You can begin your online application at any time. Your progress within the online application system will be saved as you go, allowing you to return at any point as you gather additional information and required materials.
Begin the graduate school application
- Choose Enrollment Type: "Degree Admission"
- Choose "WORLD CAMPUS" as the campus
- Choose "HOMELAND SECURITY" as the major
- Choose “MASTER OF PROFESSIONAL STUDIES” as the degree
- Choose “AGRICULTURAL BIOSECURITY AND FOOD DEFENSE OPTION” as the option
Checking Your Status
You can check the status of your application by using the same login information established for the online application form.
Review the technical requirements for this degree program.
Get the resources you need to make informed decisions about your education. Request information on this program and other programs of interest by completing this form.
Ready to take the next step toward your Penn State master's degree?
Start or Advance Your Career
Start or Advance Your Career
You can use the knowledge gained from this program and the support of Penn State career resources to pursue careers in a variety of fields, depending on your goals.
Earn a Valuable Credential along the Way
Earn a Valuable Credential along the Way
Show mastery of specific subjects before your degree is complete. Thanks to shared courses across programs, students can often earn a certificate along with their degree in less time than if they earned them separately.
For questions related to the Master of Professional Studies in Homeland Security — Agricultural Biosecurity and Food Defense Option, offered in partnership with the Penn State College of Agricultural Sciences, please contact:
Kim Hall, Graduate Coordinator
College of Agricultural Sciences
Plant Pathology and Environmental Microbiology
The Pennsylvania State University
210 Buckhout Lab
Email: [email protected]
DegreePh.D., Food Technology; Microbiology, Clemson University
DegreeM.S., Pathobiology; Bacteriology, University of Connecticut
DegreeB.S., Pathobiology, University of Connecticut
Dr. Catherine Cutter's research determines the prevalence of pathogens in foods, develops methods to sample and detect foodborne pathogens, and validates control measures for microbial contaminants in foods. She also researches food safety practices of food handlers and laboratory personnel. Dr. Cutter teaches in food safety–related Extension workshops/short courses for food industry professionals. She is a professor in the Department of Food Science and assistant director of food safety and quality programs, Penn State Extension, in the College of Agricultural Sciences.
DegreePh.D., Epidemiology, University of Prince Edward Island
DegreeDVM, Veterinary Medicine, University of Guelph
Dr. Ernest Hovingh is an associate research professor and Extension veterinarian at Penn State. His primary teaching/extension and discovery interests include population health and preventive medicine, as well as biosecurity and epidemiology. He conducts applied research projects on topics important to cattle health and welfare, as well as pre-harvest food safety, food quality, and anti-microbial resistance.
DegreePh.D., Physiological Chemistry, University of Wisconsin
DegreeM.S., Chemistry, Seoul National University
DegreeB.S., Chemistry, Seoul National University

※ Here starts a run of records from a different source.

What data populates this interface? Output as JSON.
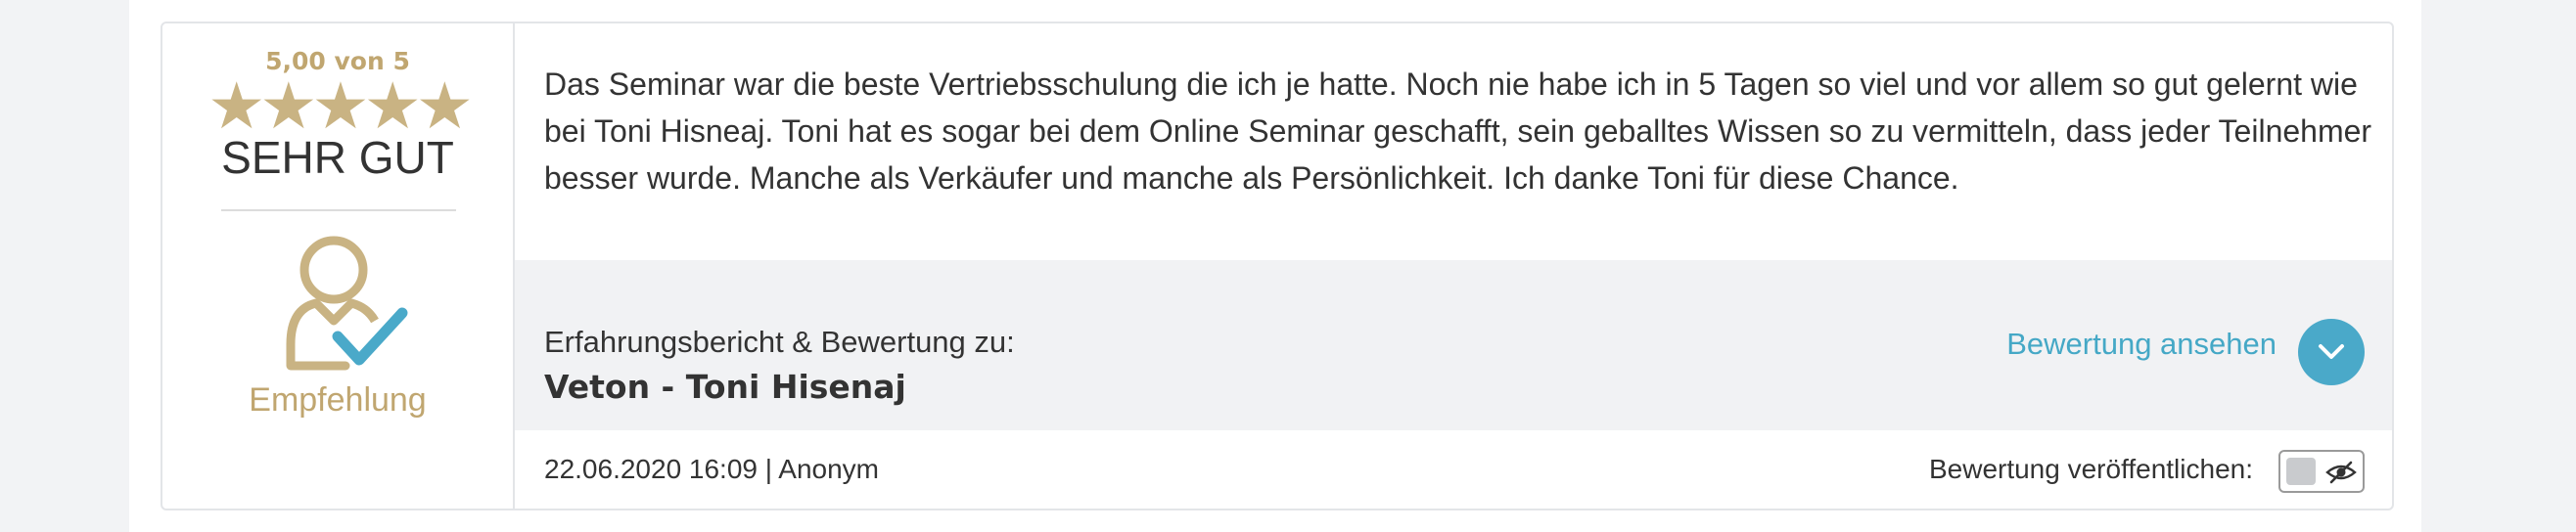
{
  "rating": {
    "score_text": "5,00 von 5",
    "stars": 5,
    "stars_glyphs": "★★★★★",
    "grade": "SEHR GUT",
    "recommendation": "Empfehlung"
  },
  "review": {
    "text": "Das Seminar war die beste Vertriebsschulung die ich je hatte. Noch nie habe ich in 5 Tagen so viel und vor allem so gut gelernt wie bei Toni Hisneaj. Toni hat es sogar bei dem Online Seminar geschafft, sein geballtes Wissen so zu vermitteln, dass jeder Teilnehmer besser wurde. Manche als Verkäufer und manche als Persönlichkeit. Ich danke Toni für diese Chance.",
    "experience_label": "Erfahrungsbericht & Bewertung zu:",
    "experience_target": "Veton - Toni Hisenaj",
    "view_link": "Bewertung ansehen",
    "meta": "22.06.2020 16:09 | Anonym",
    "publish_label": "Bewertung veröffentlichen:"
  },
  "colors": {
    "gold": "#c0a670",
    "accent": "#45a8c6",
    "check": "#4aa9c9"
  },
  "icons": {
    "recommendation": "person-check-icon",
    "expand": "chevron-down-icon",
    "visibility": "eye-slash-icon"
  }
}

Dr. Seogchan Kang’s three main goals of research focus on improving biocontrol via enhanced understanding of chemical ecology underpinning plant-microbe and microbe-microbe interactions; advancing understanding of the molecular, cellular, and evolutionary mechanisms underpinning plant-fungal pathogen interactions; and supporting community research, education, and extension on plant diseases by archiving and disseminating phylogenetic and genomic data from major pathogen groups through web-based informatics platforms.
DegreePh.D., Molecular and Physiological Plant Biology, University of California, Berkeley
DegreeB.S., Biology, Wellesley College
Dr. Gretchen Kuldau's work focuses on understanding mycotoxin development in grain and forage crops, with an emphasis on Fusarium toxins. Her approaches include fungal molecular genetics, greenhouse, growth chamber and field studies, use of chromatography for mycotoxin analysis, and general microbiology. She teaches courses in agricultural biosecurity and co-teaches a General Education course on fungi, titled "The Fungal Jungle."